A few days ago, on Google+, Dominic Crouzet posted on what he felt was missing from Fantastic Heroes & Witchery - and explanation of what Thief skills actually are:
There is something I regret to not have thought of when I wrote FH&W. Recently I did read a document over at DF, where the author explains that (in his OD&D game) everybody can hide, but only thieves can hide in shadows; everybody can steal purses, but only thieves won't be noticed; etc. I think that would have been a nice addition to the FH&W thief:
Thieves have skills that all other characters can also attempt, whether trained or not, even though thieves get more bonus to their skill checks.

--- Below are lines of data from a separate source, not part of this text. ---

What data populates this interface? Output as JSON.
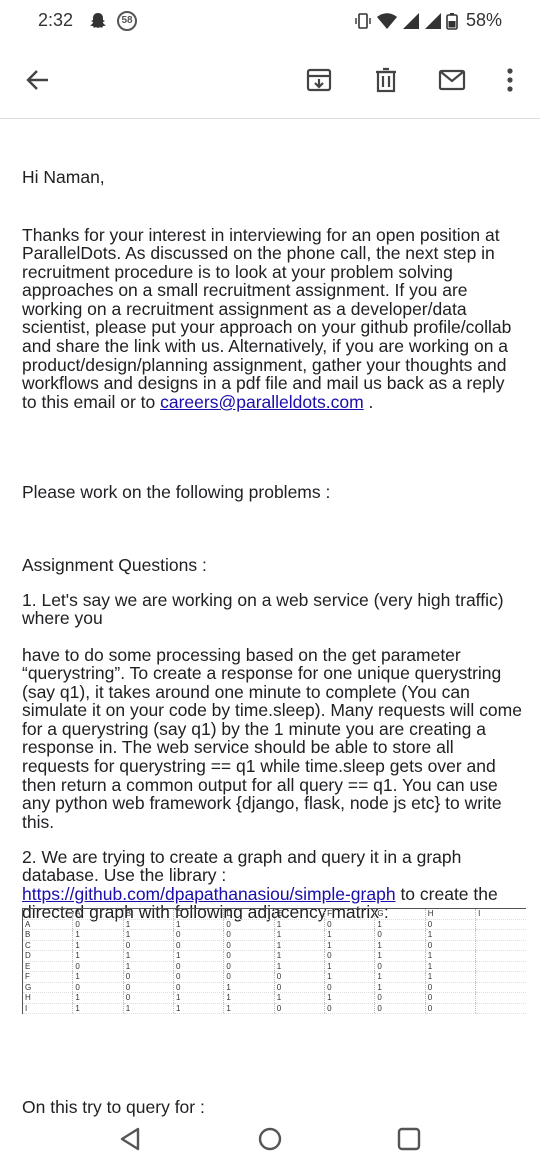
{
  "status": {
    "time": "2:32",
    "badge": "58",
    "battery": "58%"
  },
  "email": {
    "greeting": "Hi Naman,",
    "intro_text": "Thanks for your interest in interviewing for an open position at ParallelDots. As discussed on the phone call, the next step in recruitment procedure is to look at your problem solving approaches on a small recruitment assignment. If you are working on a recruitment assignment as a developer/data scientist, please put your approach on your github profile/collab and share the link with us. Alternatively, if you are working on a product/design/planning assignment, gather your thoughts and workflows and designs in a pdf file and mail us back as a reply to this email or to ",
    "intro_link": "careers@paralleldots.com",
    "intro_end": " .",
    "please": "Please work on the following problems :",
    "assignment_title": "Assignment Questions :",
    "q1_part1": "1. Let's say we are working on a web service (very high traffic) where you",
    "q1_part2": "have to do some processing based on the get parameter “querystring”. To create a response for one unique querystring (say q1), it takes around one minute to complete (You can simulate it on your code by time.sleep). Many requests will come for a querystring (say q1) by the 1 minute you are creating a response in. The web service should be able to store all requests for querystring == q1 while time.sleep gets over and then return a common output for all query == q1. You can use any python web framework {django, flask, node js etc} to write this.",
    "q2_part1": "2. We are trying to create a graph and query it in a graph database. Use the library : ",
    "q2_link": "https://github.com/dpapathanasiou/simple-graph",
    "q2_part2": " to create the directed graph with following adjacency matrix :",
    "tail": "On this try to query for :"
  },
  "matrix": {
    "header": [
      "",
      "A",
      "B",
      "C",
      "D",
      "E",
      "F",
      "G",
      "H",
      "I"
    ],
    "rows": [
      [
        "A",
        "0",
        "1",
        "1",
        "0",
        "1",
        "0",
        "1",
        "0"
      ],
      [
        "B",
        "1",
        "1",
        "0",
        "0",
        "1",
        "1",
        "0",
        "1"
      ],
      [
        "C",
        "1",
        "0",
        "0",
        "0",
        "1",
        "1",
        "1",
        "0"
      ],
      [
        "D",
        "1",
        "1",
        "1",
        "0",
        "1",
        "0",
        "1",
        "1"
      ],
      [
        "E",
        "0",
        "1",
        "0",
        "0",
        "1",
        "1",
        "0",
        "1"
      ],
      [
        "F",
        "1",
        "0",
        "0",
        "0",
        "0",
        "1",
        "1",
        "1"
      ],
      [
        "G",
        "0",
        "0",
        "0",
        "1",
        "0",
        "0",
        "1",
        "0"
      ],
      [
        "H",
        "1",
        "0",
        "1",
        "1",
        "1",
        "1",
        "0",
        "0"
      ],
      [
        "I",
        "1",
        "1",
        "1",
        "1",
        "0",
        "0",
        "0",
        "0"
      ]
    ]
  },
  "icons": {
    "back": "arrow-back-icon",
    "archive": "archive-icon",
    "delete": "trash-icon",
    "mail": "mail-icon",
    "more": "more-vert-icon"
  }
}
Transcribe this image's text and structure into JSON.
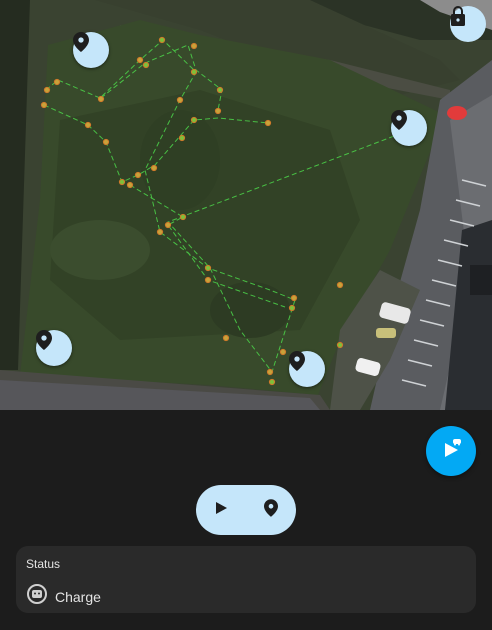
{
  "map": {
    "pins": [
      "location-pin",
      "location-pin",
      "location-pin",
      "location-pin"
    ],
    "lock_icon": "lock-icon"
  },
  "controls": {
    "start_icon": "play-vacuum-icon",
    "play_icon": "play-icon",
    "pin_icon": "map-pin-icon",
    "accent": "#03a9f4",
    "pill_color": "#c5e6fa"
  },
  "status": {
    "title": "Status",
    "value": "Charge",
    "icon": "robot-mower-icon"
  }
}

However, the thief class can do things with each of these skills that no other class can do. Specifically hide in mere shadows (where others can only hide behind something); steal without being noticed by nearby witnesses; climb very smooth walls; etc. That would give something special to the thief class.
I think that this is very important. Obviously, it acts as a corrective to the 'underpowered and incompetent' interpretation of the Thief class without changing anything but the perspective of players and referees - those laughably low chances of success are in fact the chances of the Thief doing something remarkable. This is because classed and levelled characters are exceptional people. Not all thieves are Thieves. The proliferation of classed and levelled NPCs in D&D material was one of the big wrong turns, looking back at published D&D material. Even in the marvellous Night's Dark Terror, Threshold is home to an unnamed 7th Level Thief who, improbably, seems to make his or her living picking pockets. By understanding success at Thief skills as the achievement of something remarkable, the petty pickpockets can be 0-level humans performing mundane, rather than exceptional, acts, Any PC should have a crack at performing mundane acts, depending on circumstance. But only classed characters get to use class abilities in order to achieve the exceptional. And by considering Thief skills in this way, we effectively grant high-level Thieves the kind of superhuman abilities gained by the other classes at high level - there is no need to detail new abilities as promised by Cook and Marsh.
But, of course, not all thieves are Thieves, not all 'fighting men' are Fighters, not all priests are Clerics, and... not all students of magic are Magic Users? Yes, possibly even the last case should be true. There should be 0 level scholars, cunning men and wise women who can work some petty magical effects, at great expense, effort or sacrifice, but only classed and levelled Magic Users can work magic with true power. And once the players and referee start thinking about classed and levelled characters as exceptional within the game world, playing at low levels takes on a different flavour.